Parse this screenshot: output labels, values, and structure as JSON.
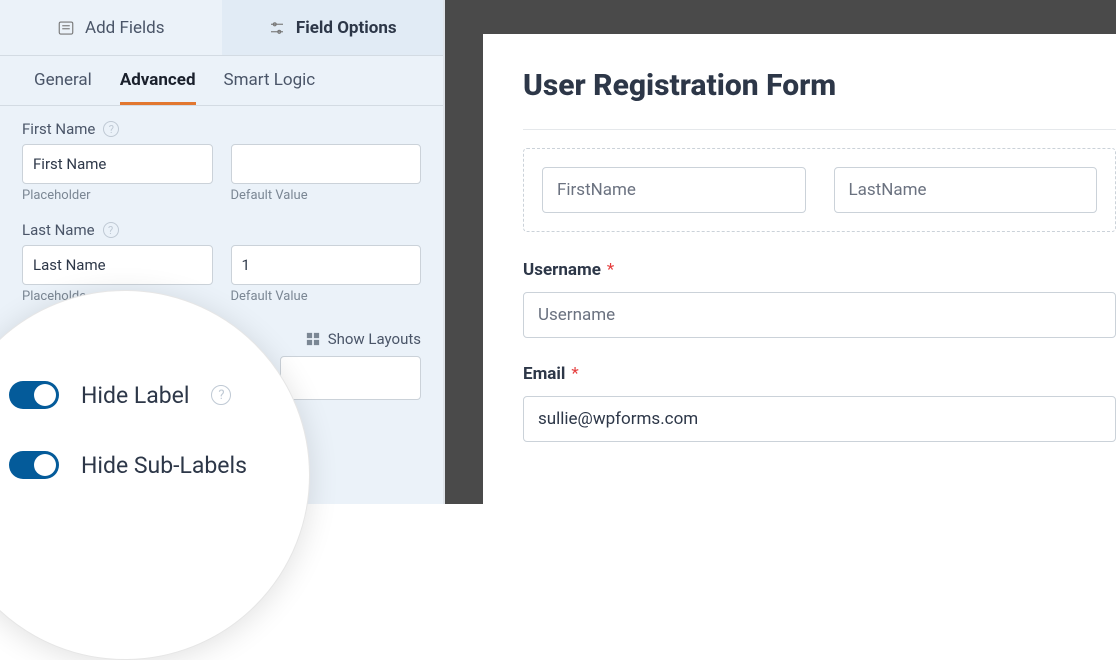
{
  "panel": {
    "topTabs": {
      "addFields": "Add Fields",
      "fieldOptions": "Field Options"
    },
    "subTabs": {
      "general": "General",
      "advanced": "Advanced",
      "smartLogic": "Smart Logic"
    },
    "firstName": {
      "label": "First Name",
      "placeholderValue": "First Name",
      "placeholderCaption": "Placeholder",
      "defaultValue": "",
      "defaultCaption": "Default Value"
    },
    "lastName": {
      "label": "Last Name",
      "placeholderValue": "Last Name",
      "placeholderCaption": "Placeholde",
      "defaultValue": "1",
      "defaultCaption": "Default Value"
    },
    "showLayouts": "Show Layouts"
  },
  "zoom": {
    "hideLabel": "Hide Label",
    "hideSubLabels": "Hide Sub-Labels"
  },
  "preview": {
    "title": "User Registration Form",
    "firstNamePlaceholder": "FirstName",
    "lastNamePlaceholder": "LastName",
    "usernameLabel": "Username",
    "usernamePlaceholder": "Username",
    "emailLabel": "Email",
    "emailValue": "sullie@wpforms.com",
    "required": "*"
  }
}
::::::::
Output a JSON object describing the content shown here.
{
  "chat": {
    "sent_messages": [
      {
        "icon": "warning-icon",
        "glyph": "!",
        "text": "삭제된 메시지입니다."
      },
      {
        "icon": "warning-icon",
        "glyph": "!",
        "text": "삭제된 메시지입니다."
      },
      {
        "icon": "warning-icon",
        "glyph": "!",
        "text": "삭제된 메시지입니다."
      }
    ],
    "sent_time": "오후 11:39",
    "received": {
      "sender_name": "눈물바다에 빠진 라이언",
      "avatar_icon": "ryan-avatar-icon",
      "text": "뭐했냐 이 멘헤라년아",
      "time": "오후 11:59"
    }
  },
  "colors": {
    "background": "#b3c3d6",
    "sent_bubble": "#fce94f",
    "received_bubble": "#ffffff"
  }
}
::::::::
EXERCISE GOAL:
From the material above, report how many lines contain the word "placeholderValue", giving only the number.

RESPONSE TO THIS EXERCISE:
2